From the editors
In her Foreword to this issue of FMR, the Special Rapporteur on the human rights of internally displaced persons, Cecilia Jimenez-Damary, poses the question: Where do we go from here?
From the editors
All displaced people need some form of shelter, and circumstances dictate that in reality not much of it conforms to the typical picture of a tent or tarpaulin nor meets official standards. The types of shelter and settlement responses found, employed and created by, and created for, displaced people profoundly affect their experience of displacement. It should provide some protection from the elements and physical security for those who dwell in it, and the articles in this issue of FMR give a glimpse of just some of the many ways this is possible.
The new issue of FMR explores the ideas and practices that are being tried out in order to engage both development and humanitarian work in support of ‘transitions’ and ‘solutions’ for displaced people. What we need, says one author, is “full global recognition that the challenge of forced displacement is an integral part of the development agenda too”. FMR issue 52 includes 32 articles on ‘Thinking ahead: displacement, transition, solutions’, plus ten ‘general’ articles on other aspects of forced migration.
25 years of forced migration
During the past 25 years, Forced Migration Review (FMR) has played a vital role in enabling researchers, practitioners and policymakers to exchange information and ideas on refugee-related issues. In this article, Jeff Crisp provides a personal (and alphabetical) perspective on some of the events, trends and organisations that FMR has covered over the past two and half decades.

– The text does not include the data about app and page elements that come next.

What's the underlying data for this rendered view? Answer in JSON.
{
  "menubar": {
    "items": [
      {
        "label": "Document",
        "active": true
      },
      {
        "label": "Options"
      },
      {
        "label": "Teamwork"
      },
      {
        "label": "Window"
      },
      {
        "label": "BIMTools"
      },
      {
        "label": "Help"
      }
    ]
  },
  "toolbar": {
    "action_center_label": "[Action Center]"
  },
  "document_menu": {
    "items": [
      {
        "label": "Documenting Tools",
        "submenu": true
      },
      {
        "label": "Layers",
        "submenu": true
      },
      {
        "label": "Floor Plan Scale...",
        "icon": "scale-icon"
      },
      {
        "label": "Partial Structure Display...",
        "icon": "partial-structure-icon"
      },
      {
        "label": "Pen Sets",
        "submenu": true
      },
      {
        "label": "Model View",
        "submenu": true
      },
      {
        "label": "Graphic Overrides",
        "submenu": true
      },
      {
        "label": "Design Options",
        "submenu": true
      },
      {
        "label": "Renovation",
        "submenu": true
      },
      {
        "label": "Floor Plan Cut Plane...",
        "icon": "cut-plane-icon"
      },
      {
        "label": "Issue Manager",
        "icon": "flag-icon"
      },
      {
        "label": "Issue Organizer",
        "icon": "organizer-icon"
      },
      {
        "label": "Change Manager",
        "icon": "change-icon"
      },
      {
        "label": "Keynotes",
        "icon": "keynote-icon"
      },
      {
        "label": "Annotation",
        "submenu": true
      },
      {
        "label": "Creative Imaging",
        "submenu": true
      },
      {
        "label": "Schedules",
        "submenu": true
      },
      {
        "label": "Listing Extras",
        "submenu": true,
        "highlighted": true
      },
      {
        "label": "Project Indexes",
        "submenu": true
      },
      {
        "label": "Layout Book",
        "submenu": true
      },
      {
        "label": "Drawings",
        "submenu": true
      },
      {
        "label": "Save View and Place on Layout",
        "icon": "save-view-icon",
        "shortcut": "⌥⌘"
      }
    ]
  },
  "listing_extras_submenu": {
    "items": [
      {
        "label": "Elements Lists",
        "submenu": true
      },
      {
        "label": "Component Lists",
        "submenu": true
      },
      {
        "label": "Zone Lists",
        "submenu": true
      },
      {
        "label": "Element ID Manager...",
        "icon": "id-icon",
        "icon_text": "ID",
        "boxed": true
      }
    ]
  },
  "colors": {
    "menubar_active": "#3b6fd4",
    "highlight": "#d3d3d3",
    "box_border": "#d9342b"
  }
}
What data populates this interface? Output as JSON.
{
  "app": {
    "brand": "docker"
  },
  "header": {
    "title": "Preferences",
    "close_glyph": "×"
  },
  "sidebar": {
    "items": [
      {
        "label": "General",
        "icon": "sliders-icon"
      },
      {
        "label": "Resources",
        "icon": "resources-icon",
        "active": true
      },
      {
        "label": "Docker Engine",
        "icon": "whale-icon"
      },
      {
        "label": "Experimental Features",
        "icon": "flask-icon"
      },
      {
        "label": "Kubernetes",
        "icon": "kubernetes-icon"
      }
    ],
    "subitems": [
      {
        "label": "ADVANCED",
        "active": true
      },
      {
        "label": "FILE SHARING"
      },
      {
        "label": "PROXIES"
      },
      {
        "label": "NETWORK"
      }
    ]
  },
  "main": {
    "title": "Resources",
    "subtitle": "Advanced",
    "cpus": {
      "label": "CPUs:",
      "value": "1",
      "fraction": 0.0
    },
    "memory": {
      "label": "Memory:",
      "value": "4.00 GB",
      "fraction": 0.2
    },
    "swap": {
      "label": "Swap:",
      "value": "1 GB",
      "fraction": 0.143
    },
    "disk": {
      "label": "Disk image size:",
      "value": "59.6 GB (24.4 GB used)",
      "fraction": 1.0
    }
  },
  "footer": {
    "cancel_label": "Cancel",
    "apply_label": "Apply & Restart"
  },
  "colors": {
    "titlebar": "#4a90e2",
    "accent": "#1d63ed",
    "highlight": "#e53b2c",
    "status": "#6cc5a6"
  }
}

Many people who are displaced, or become ‘trapped’, in the context of diverse humanitarian crises do not fit well within existing legal, policy and operational frameworks for the protection of refugees and IDPs. This raises questions about whether there needs to be – or can be – more systematic ways of dealing with assistance and protection for people affected by ‘crises’ such as environmental disruption, gang violence, nuclear disasters, food shortages and so on.
Fragile states are risky environments. Many states fail in their responsibilities to their citizens but those states which are fragile, failed or weak are particularly liable to render their citizens vulnerable. Failures of authority or legitimacy can lead to the emergence of significant organised violence; the impact of this can then be compounded by the failure of the state to protect its citizens, especially minorities.

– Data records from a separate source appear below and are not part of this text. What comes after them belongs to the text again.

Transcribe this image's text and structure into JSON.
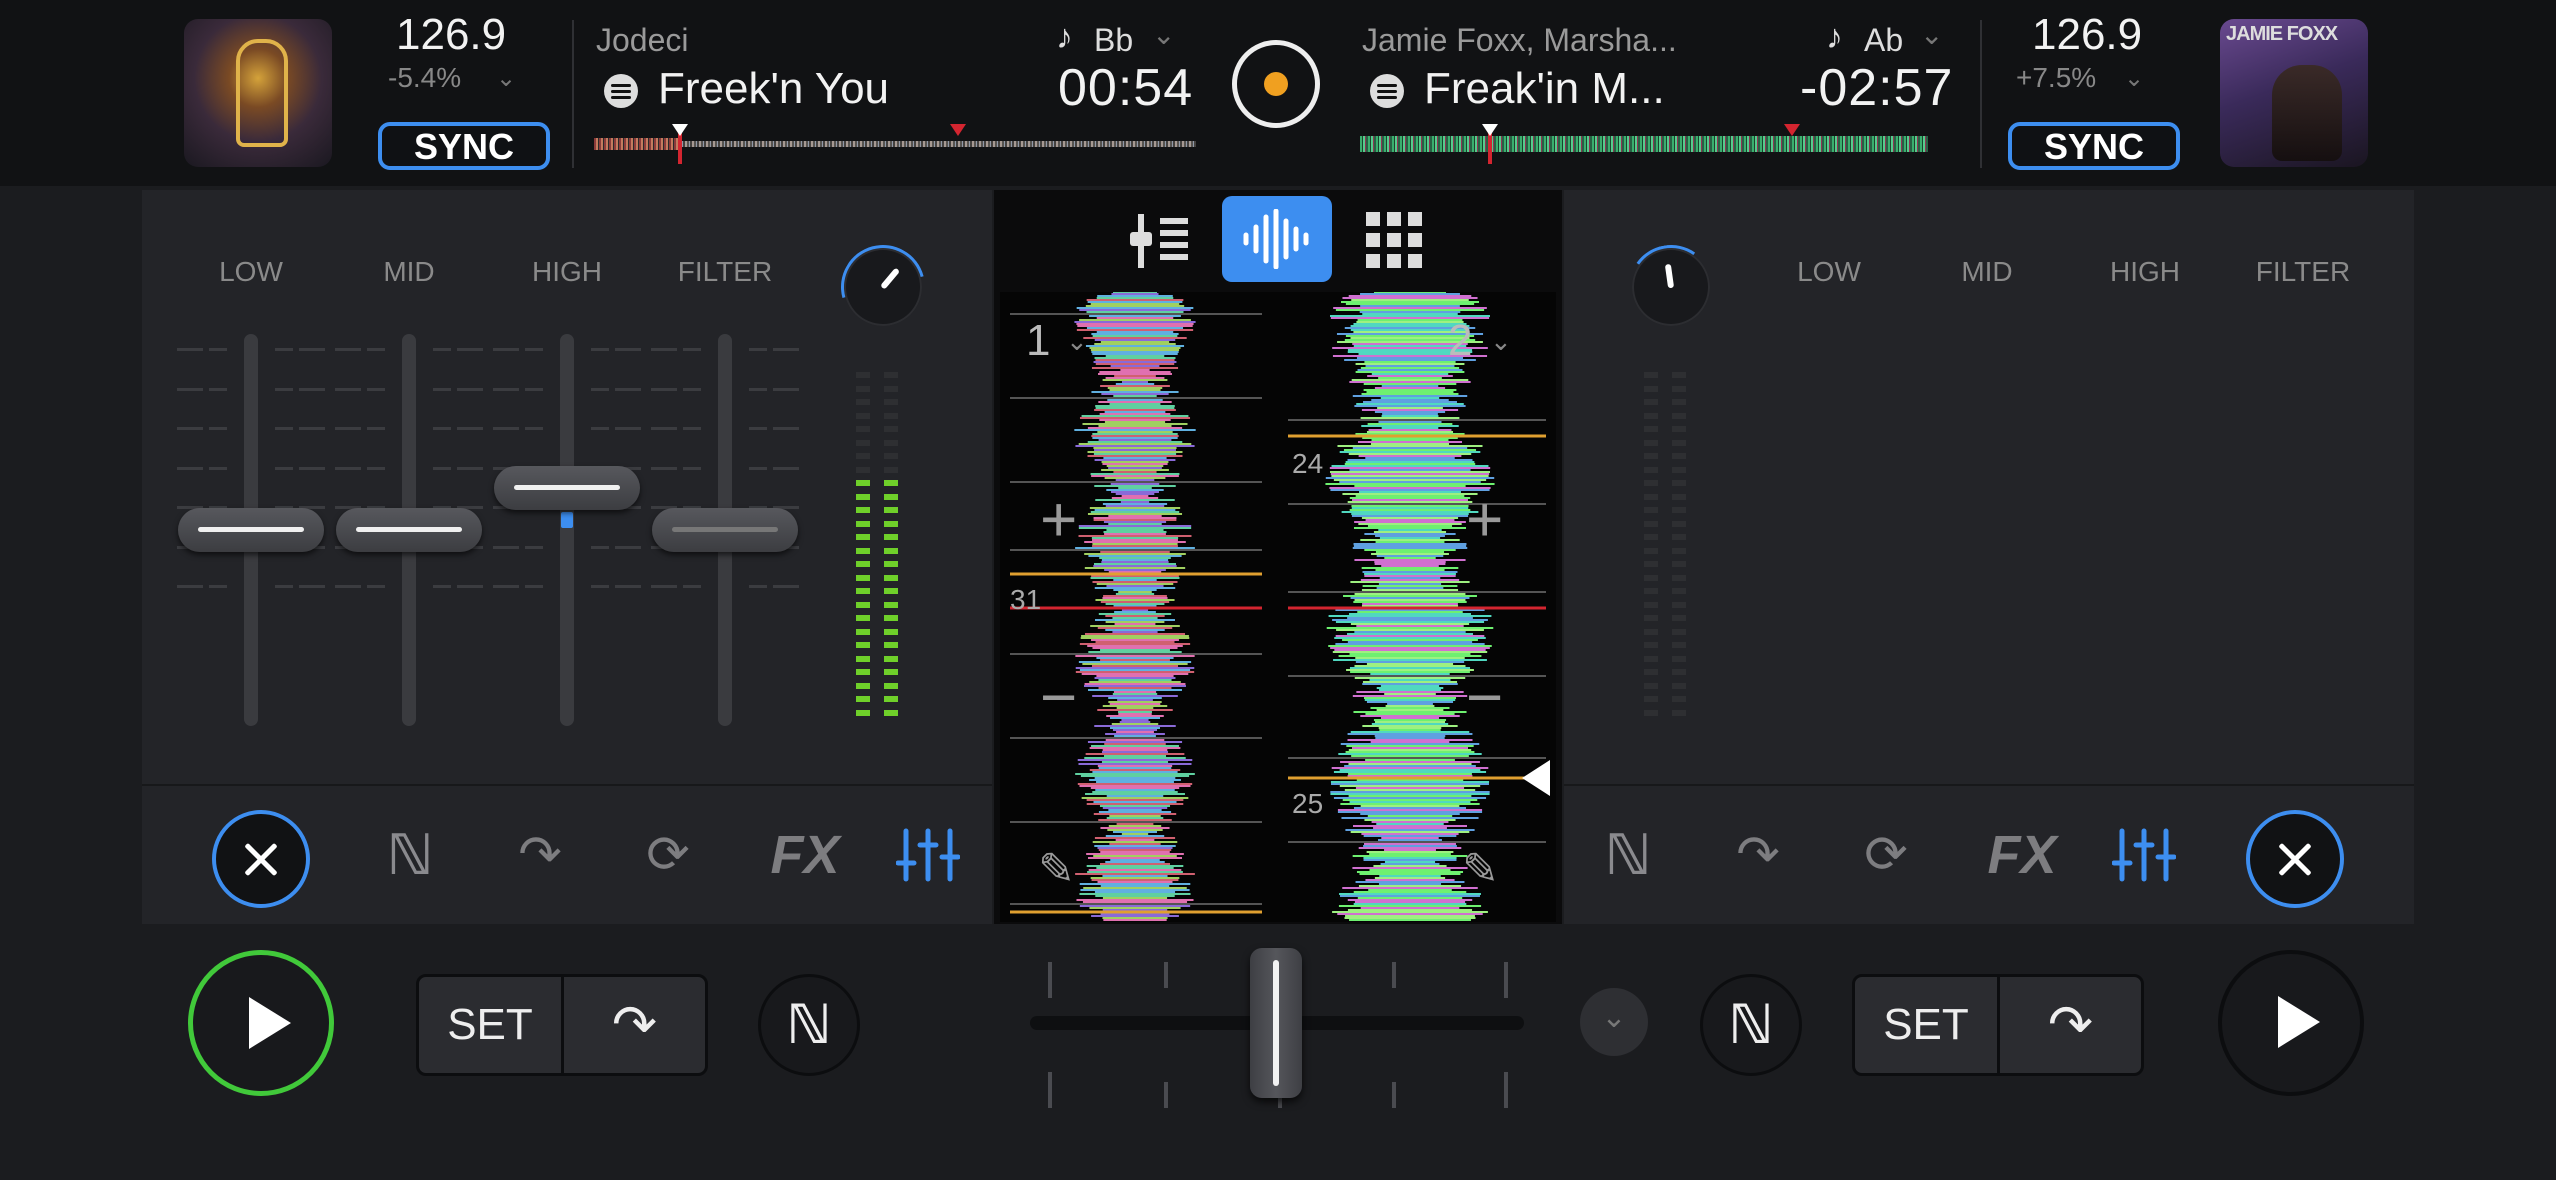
{
  "deck1": {
    "bpm": "126.9",
    "pitch": "-5.4%",
    "sync_label": "SYNC",
    "artist": "Jodeci",
    "title": "Freek'n You",
    "key": "Bb",
    "time": "00:54",
    "deck_number": "1",
    "eq_labels": [
      "LOW",
      "MID",
      "HIGH",
      "FILTER"
    ],
    "beat_marker_label": "31",
    "set_label": "SET",
    "play_active": true,
    "accent": "#41c93a"
  },
  "deck2": {
    "bpm": "126.9",
    "pitch": "+7.5%",
    "sync_label": "SYNC",
    "artist": "Jamie Foxx, Marsha...",
    "title": "Freak'in M...",
    "key": "Ab",
    "time": "-02:57",
    "deck_number": "2",
    "eq_labels": [
      "LOW",
      "MID",
      "HIGH",
      "FILTER"
    ],
    "beat_marker_labels": [
      "24",
      "25"
    ],
    "cover_text": "JAMIE FOXX",
    "set_label": "SET",
    "play_active": false
  },
  "center": {
    "view_tabs": [
      "mixer-view-icon",
      "waveform-view-icon",
      "pads-view-icon"
    ],
    "active_tab": "waveform-view-icon",
    "zoom_in": "+",
    "zoom_out": "−"
  },
  "colors": {
    "accent_blue": "#3d8ef0",
    "play_green": "#41c93a",
    "meter_green": "#6fd02a",
    "cue_red": "#d42530"
  }
}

We need to get used to the idea that modern technologies are reaching and affecting not only researchers and agencies but even the displaced and uprooted themselves. In fact it may be the agencies which – despite their own use of technology – need to catch up with the importance of technology in the lives of displaced people. Technology can have a transformative effect for displaced people and for their relationships to governments, the agencies, the diaspora and each other.
From the editors
The striking fact that for the first time in human history there are now more people living in towns and cities than outside them is not in itself a reason for FMR to be covering urban displacement. Behind that fact, however, lies the multiplicity of reasons why people have been moving into urban environments and the reality that for many of them it is not a matter of choice.
Relatively little is known about the precise numbers of those forcibly displaced into urban settings, their demographics, basic needs or protection problems.
In the context of the Global Forum on Migration and Development (GFMD), there has been growing discussion of the multi-dimensional relationship between migration and development.
by Hassan Noor
International media report that over 300,000 somalis have been newly displaced by fighting in Mogadishu. Conflict-related displacement hits the headlines but the numbers displaced by environmental change are also colossal. the international response remains woefully inadequate.
Hardly any Somali family has escaped the experience of displacement.
(from "Forced Migration Review" No.27 Sexual violence: weapon of war, impediment to peace)
By Hanno (J H) van Gemund
Growing numbers of people are escaping conflict and poverty in Somalia and Ethiopia by making a hazardous journey across the Red Sea.